In session three, the theme was global eye health with a diverse range of topics covered. We were privileged to hear from Dr Graeme Pollock and Heather Machin who were both involved in the recent launch of the Barcelona Principles by the Global Alliance of Eye Bank Associations. Graeme shared his extensive experience with corneal transplantation and eye banking and how much has changed in recent years. Heather illustrated the importance of choosing organisations that focus on the big picture when volunteering on eye camps and NGO's. She highlighted the importance of capacity building and development, collaboration and using resources and guidelines available from the International Agency for the Prevention of Blindness (IAPB) and World Health Organisation (WHO) and from RANZCO. Myra McGuinness, an orthoptist and biostatistician, shared her research on paediatric pterygium, it's epidemiology, risk factors and and a number of cases she saw when volunteering in Tanzania. Finally, Rosamond Gilden presented her paper on making a difference in Aboriginal Eye Health. With the goal of Closing the Gap by 2020, it was incredible to hear the progress we've made but we are not there yet.
One of the highlights from session four was the outstanding presentations by the two Leonie Collins Prize recipients. The two recent graduates presented with confidence on two distinctly different topics; Peters Anomaly and Amniotic Membrane Grafts in Reducing Corneal Graft failure. This was the first year that the prize was awarded at the JSM meeting and a fitting end to the day. Donna Corcoran took us on photographic journey of the amazing work that Australian Health and Humanitarian Aid (AHHA) is doing in Cambodia to help patients get access to eye care and what orthoptists can do to be involved. To tie the meeting back to Orthoptics Australia, Marion Rivers as federal president, described the OA as an octopus with eight tentacles of influence, highlighting the dedicated work OA is doing for it's members and for the orthoptic profession.
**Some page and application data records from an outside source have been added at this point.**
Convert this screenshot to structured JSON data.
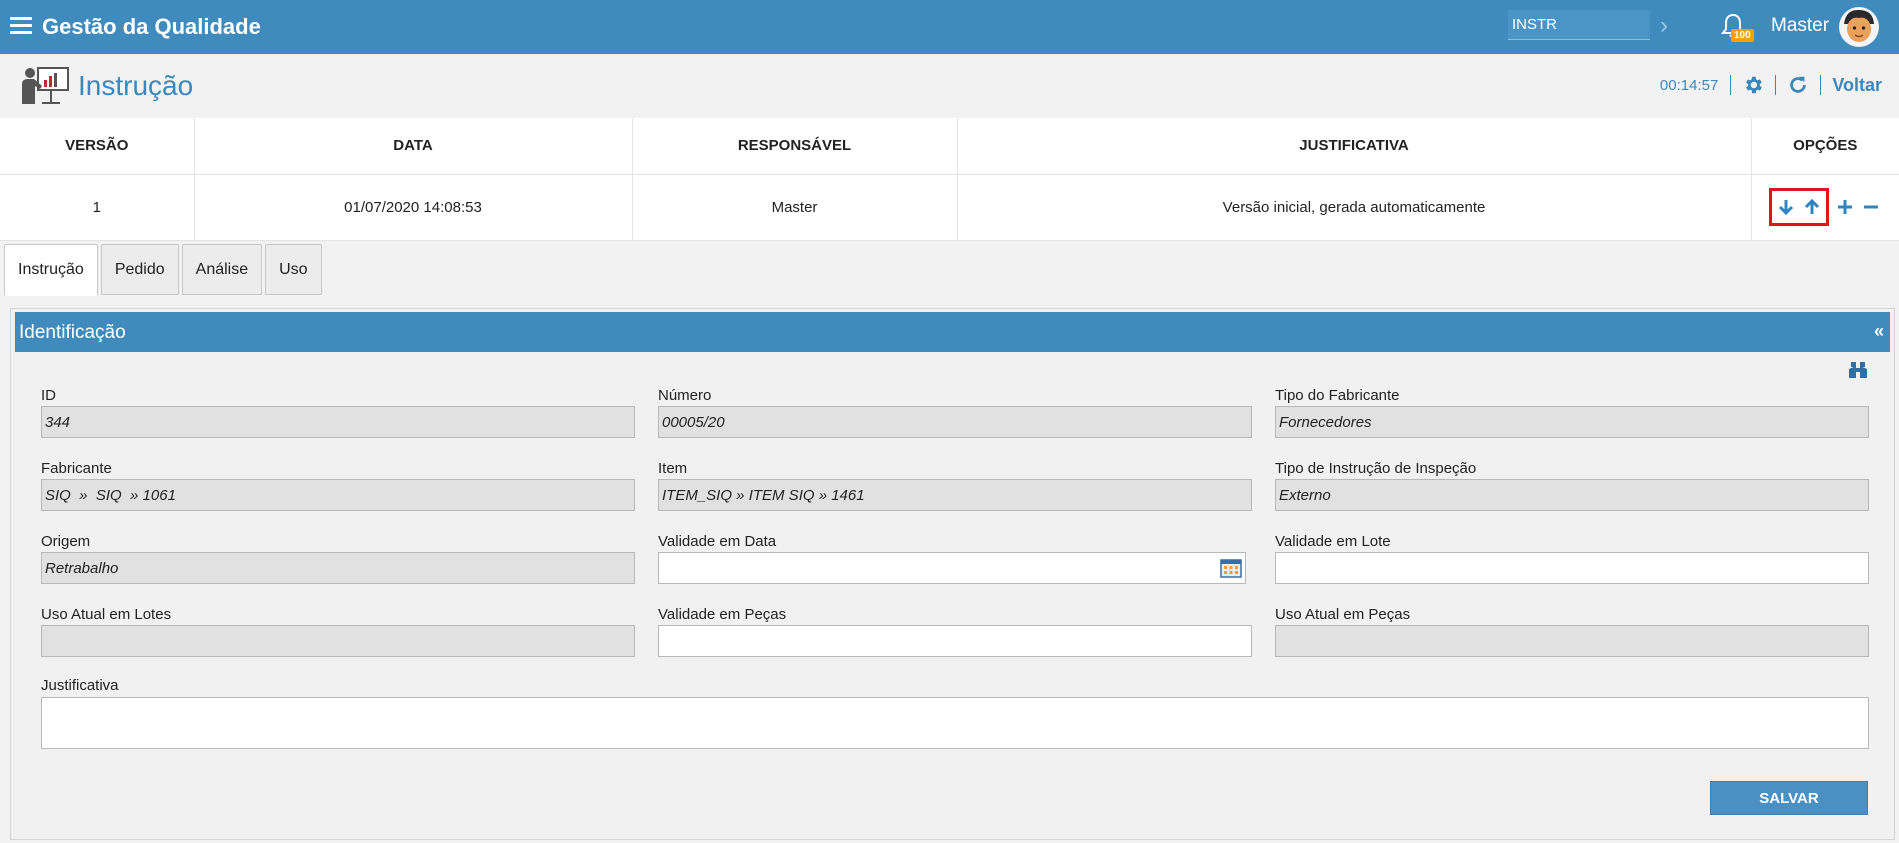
{
  "app": {
    "title": "Gestão da Qualidade",
    "search_value": "INSTR",
    "notification_count": "100",
    "user_name": "Master"
  },
  "page": {
    "title": "Instrução",
    "timer": "00:14:57",
    "back_label": "Voltar"
  },
  "versions": {
    "headers": [
      "VERSÃO",
      "DATA",
      "RESPONSÁVEL",
      "JUSTIFICATIVA",
      "OPÇÕES"
    ],
    "rows": [
      {
        "version": "1",
        "date": "01/07/2020 14:08:53",
        "responsible": "Master",
        "justification": "Versão inicial, gerada automaticamente"
      }
    ]
  },
  "tabs": [
    "Instrução",
    "Pedido",
    "Análise",
    "Uso"
  ],
  "panel": {
    "title": "Identificação",
    "collapse_symbol": "«"
  },
  "fields": {
    "id": {
      "label": "ID",
      "value": "344"
    },
    "numero": {
      "label": "Número",
      "value": "00005/20"
    },
    "tipo_fabricante": {
      "label": "Tipo do Fabricante",
      "value": "Fornecedores"
    },
    "fabricante": {
      "label": "Fabricante",
      "value": "SIQ  »  SIQ  » 1061"
    },
    "item": {
      "label": "Item",
      "value": "ITEM_SIQ » ITEM SIQ » 1461"
    },
    "tipo_instrucao": {
      "label": "Tipo de Instrução de Inspeção",
      "value": "Externo"
    },
    "origem": {
      "label": "Origem",
      "value": "Retrabalho"
    },
    "validade_data": {
      "label": "Validade em Data",
      "value": ""
    },
    "validade_lote": {
      "label": "Validade em Lote",
      "value": ""
    },
    "uso_lotes": {
      "label": "Uso Atual em Lotes",
      "value": ""
    },
    "validade_pecas": {
      "label": "Validade em Peças",
      "value": ""
    },
    "uso_pecas": {
      "label": "Uso Atual em Peças",
      "value": ""
    },
    "justificativa": {
      "label": "Justificativa",
      "value": ""
    }
  },
  "save_label": "SALVAR",
  "colors": {
    "primary": "#3f8bbd",
    "highlight_box": "#e0141c",
    "badge": "#f3a200"
  }
}
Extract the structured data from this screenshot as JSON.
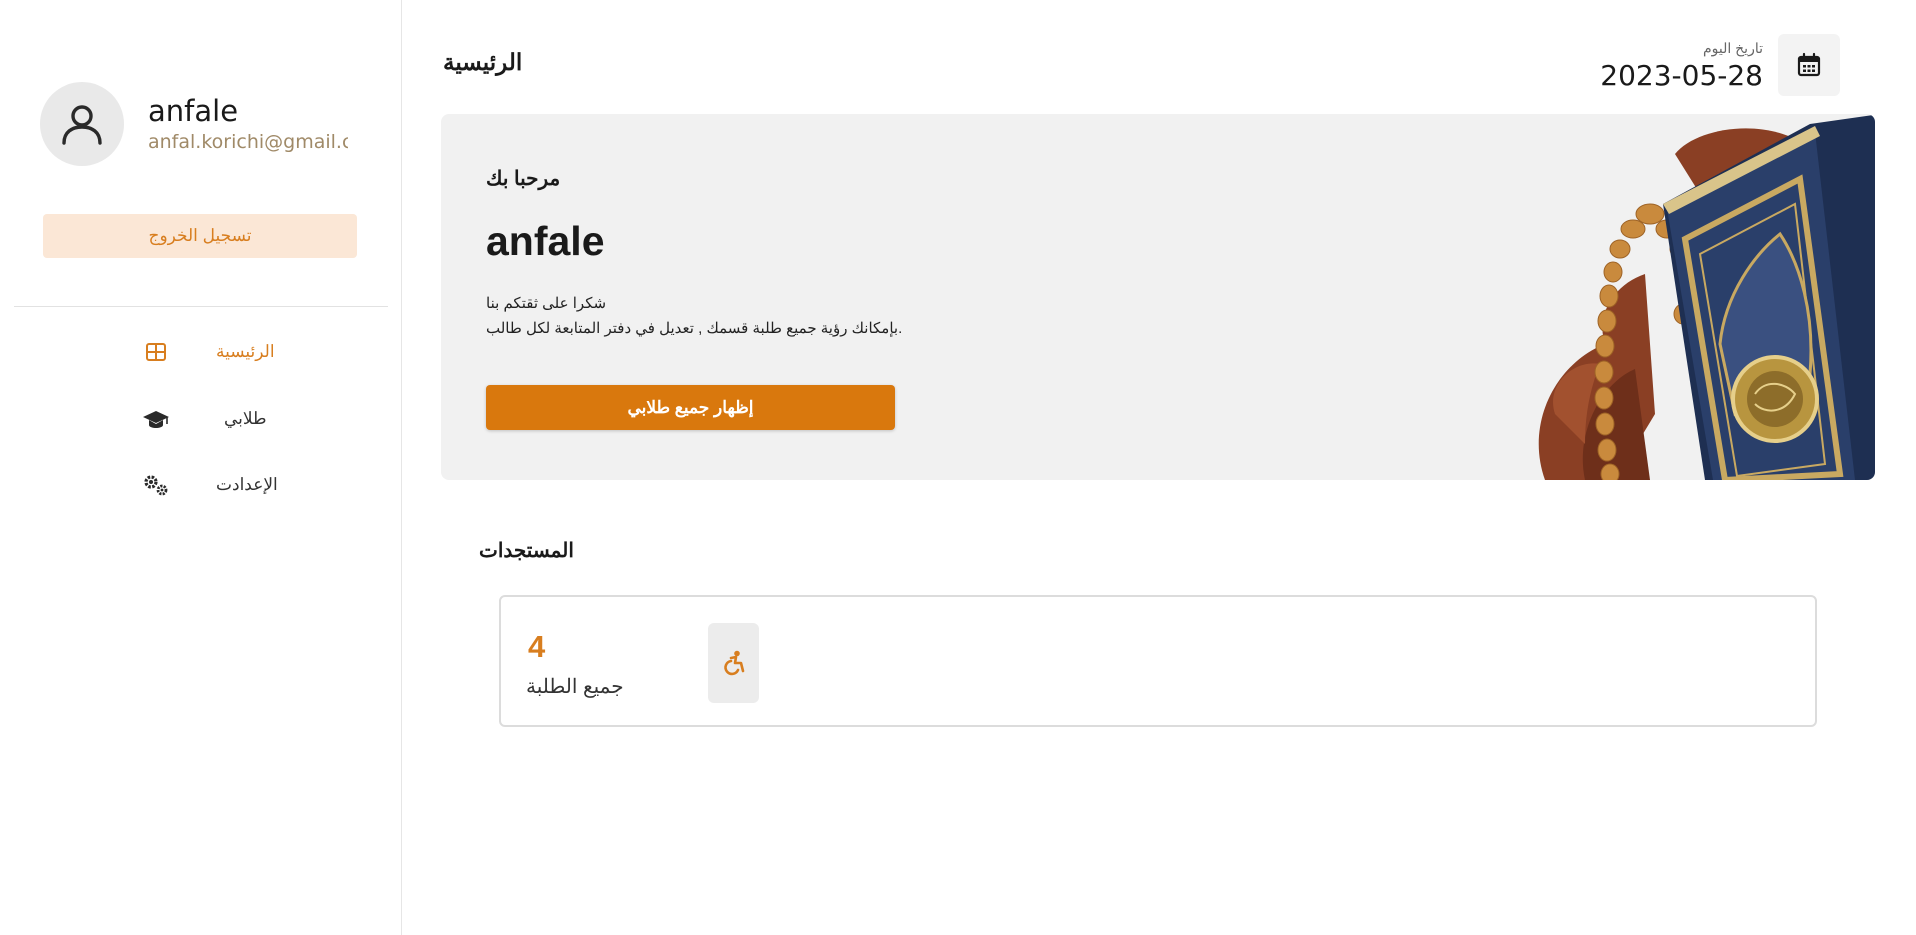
{
  "sidebar": {
    "user": {
      "name": "anfale",
      "email": "anfal.korichi@gmail.co"
    },
    "logout_label": "تسجيل الخروج",
    "nav": [
      {
        "label": "الرئيسية",
        "icon": "grid-icon",
        "active": true
      },
      {
        "label": "طلابي",
        "icon": "graduation-cap-icon",
        "active": false
      },
      {
        "label": "الإعدادت",
        "icon": "gears-icon",
        "active": false
      }
    ]
  },
  "header": {
    "title": "الرئيسية",
    "date_caption": "تاريخ اليوم",
    "date_value": "2023-05-28",
    "calendar_icon": "calendar-icon"
  },
  "hero": {
    "welcome": "مرحبا بك",
    "name": "anfale",
    "line1": "شكرا على ثقتكم بنا",
    "line2": "بإمكانك رؤية جميع طلبة قسمك , تعديل في دفتر المتابعة لكل طالب.",
    "button_label": "إظهار جميع طلابي"
  },
  "updates": {
    "title": "المستجدات",
    "stats": [
      {
        "value": "4",
        "label": "جميع الطلبة",
        "icon": "accessible-icon"
      }
    ]
  },
  "colors": {
    "accent": "#d87e1f",
    "accent_light": "#fbe7d6",
    "button": "#d9780d"
  }
}
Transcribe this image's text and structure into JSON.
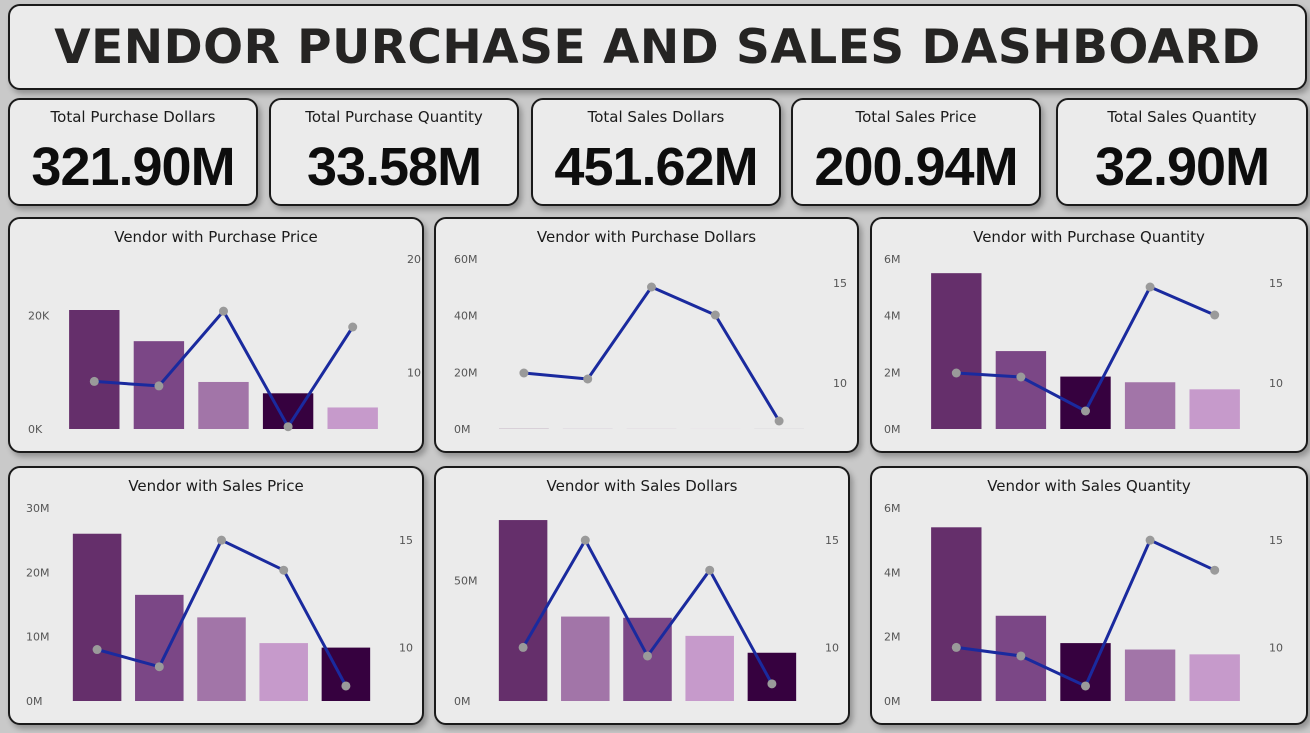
{
  "header": {
    "title": "VENDOR PURCHASE AND SALES DASHBOARD"
  },
  "kpis": [
    {
      "label": "Total Purchase Dollars",
      "value": "321.90M"
    },
    {
      "label": "Total Purchase Quantity",
      "value": "33.58M"
    },
    {
      "label": "Total Sales Dollars",
      "value": "451.62M"
    },
    {
      "label": "Total Sales Price",
      "value": "200.94M"
    },
    {
      "label": "Total Sales Quantity",
      "value": "32.90M"
    }
  ],
  "colors": {
    "line": "#1a2a9e",
    "marker": "#9a9a9a",
    "bar_palette": [
      "#652f6b",
      "#7b4786",
      "#a275a8",
      "#c69acb",
      "#36013f"
    ]
  },
  "chart_data": [
    {
      "type": "bar",
      "title": "Vendor with Purchase Price",
      "categories": [
        "",
        "",
        "",
        "",
        ""
      ],
      "values": [
        21000,
        15500,
        8300,
        6300,
        3800
      ],
      "bar_colors": [
        "#652f6b",
        "#7b4786",
        "#a275a8",
        "#36013f",
        "#c69acb"
      ],
      "ylim": [
        0,
        30000
      ],
      "yticks": [
        0,
        20000
      ],
      "ytick_labels": [
        "0K",
        "20K"
      ],
      "line": {
        "values": [
          9.2,
          8.8,
          15.4,
          5.2,
          14.0
        ],
        "ylim": [
          5,
          20
        ],
        "yticks": [
          10,
          20
        ],
        "ytick_labels": [
          "10",
          "20"
        ]
      }
    },
    {
      "type": "bar",
      "title": "Vendor with Purchase Dollars",
      "categories": [
        "",
        "",
        "",
        "",
        ""
      ],
      "values": [
        51000,
        24500,
        24300,
        17800,
        12300
      ],
      "bar_colors": [
        "#652f6b",
        "#7b4786",
        "#a275a8",
        "#c69acb",
        "#36013f"
      ],
      "ylim": [
        0,
        60000000
      ],
      "yticks": [
        0,
        20000000,
        40000000,
        60000000
      ],
      "ytick_labels": [
        "0M",
        "20M",
        "40M",
        "60M"
      ],
      "line": {
        "values": [
          10.5,
          10.2,
          14.8,
          13.4,
          8.1
        ],
        "ylim": [
          7.7,
          16.2
        ],
        "yticks": [
          10,
          15
        ],
        "ytick_labels": [
          "10",
          "15"
        ]
      }
    },
    {
      "type": "bar",
      "title": "Vendor with Purchase Quantity",
      "categories": [
        "",
        "",
        "",
        "",
        ""
      ],
      "values": [
        5500000,
        2750000,
        1850000,
        1650000,
        1400000
      ],
      "bar_colors": [
        "#652f6b",
        "#7b4786",
        "#36013f",
        "#a275a8",
        "#c69acb"
      ],
      "ylim": [
        0,
        6000000
      ],
      "yticks": [
        0,
        2000000,
        4000000,
        6000000
      ],
      "ytick_labels": [
        "0M",
        "2M",
        "4M",
        "6M"
      ],
      "line": {
        "values": [
          10.5,
          10.3,
          8.6,
          14.8,
          13.4
        ],
        "ylim": [
          7.7,
          16.2
        ],
        "yticks": [
          10,
          15
        ],
        "ytick_labels": [
          "10",
          "15"
        ]
      }
    },
    {
      "type": "bar",
      "title": "Vendor with Sales Price",
      "categories": [
        "",
        "",
        "",
        "",
        ""
      ],
      "values": [
        26000000,
        16500000,
        13000000,
        9000000,
        8300000
      ],
      "bar_colors": [
        "#652f6b",
        "#7b4786",
        "#a275a8",
        "#c69acb",
        "#36013f"
      ],
      "ylim": [
        0,
        30000000
      ],
      "yticks": [
        0,
        10000000,
        20000000,
        30000000
      ],
      "ytick_labels": [
        "0M",
        "10M",
        "20M",
        "30M"
      ],
      "line": {
        "values": [
          9.9,
          9.1,
          15.0,
          13.6,
          8.2
        ],
        "ylim": [
          7.5,
          16.5
        ],
        "yticks": [
          10,
          15
        ],
        "ytick_labels": [
          "10",
          "15"
        ]
      }
    },
    {
      "type": "bar",
      "title": "Vendor with Sales Dollars",
      "categories": [
        "",
        "",
        "",
        "",
        ""
      ],
      "values": [
        75000000,
        35000000,
        34500000,
        27000000,
        20000000
      ],
      "bar_colors": [
        "#652f6b",
        "#a275a8",
        "#7b4786",
        "#c69acb",
        "#36013f"
      ],
      "ylim": [
        0,
        80000000
      ],
      "yticks": [
        0,
        50000000
      ],
      "ytick_labels": [
        "0M",
        "50M"
      ],
      "line": {
        "values": [
          10.0,
          15.0,
          9.6,
          13.6,
          8.3
        ],
        "ylim": [
          7.5,
          16.5
        ],
        "yticks": [
          10,
          15
        ],
        "ytick_labels": [
          "10",
          "15"
        ]
      }
    },
    {
      "type": "bar",
      "title": "Vendor with Sales Quantity",
      "categories": [
        "",
        "",
        "",
        "",
        ""
      ],
      "values": [
        5400000,
        2650000,
        1800000,
        1600000,
        1450000
      ],
      "bar_colors": [
        "#652f6b",
        "#7b4786",
        "#36013f",
        "#a275a8",
        "#c69acb"
      ],
      "ylim": [
        0,
        6000000
      ],
      "yticks": [
        0,
        2000000,
        4000000,
        6000000
      ],
      "ytick_labels": [
        "0M",
        "2M",
        "4M",
        "6M"
      ],
      "line": {
        "values": [
          10.0,
          9.6,
          8.2,
          15.0,
          13.6
        ],
        "ylim": [
          7.5,
          16.5
        ],
        "yticks": [
          10,
          15
        ],
        "ytick_labels": [
          "10",
          "15"
        ]
      }
    }
  ]
}
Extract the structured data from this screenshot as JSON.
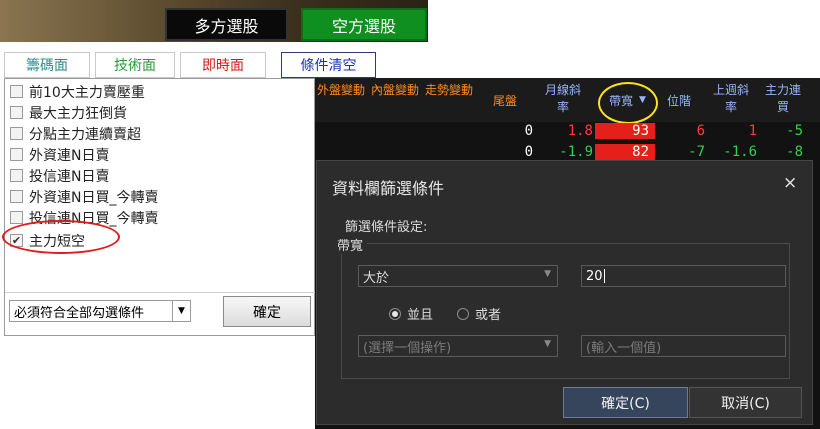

The organising and scientific committees can be commended on their outstanding work in putting together a strong scientific program with an excellent array of speakers and seamless organisation on the day. Well done to JSM team!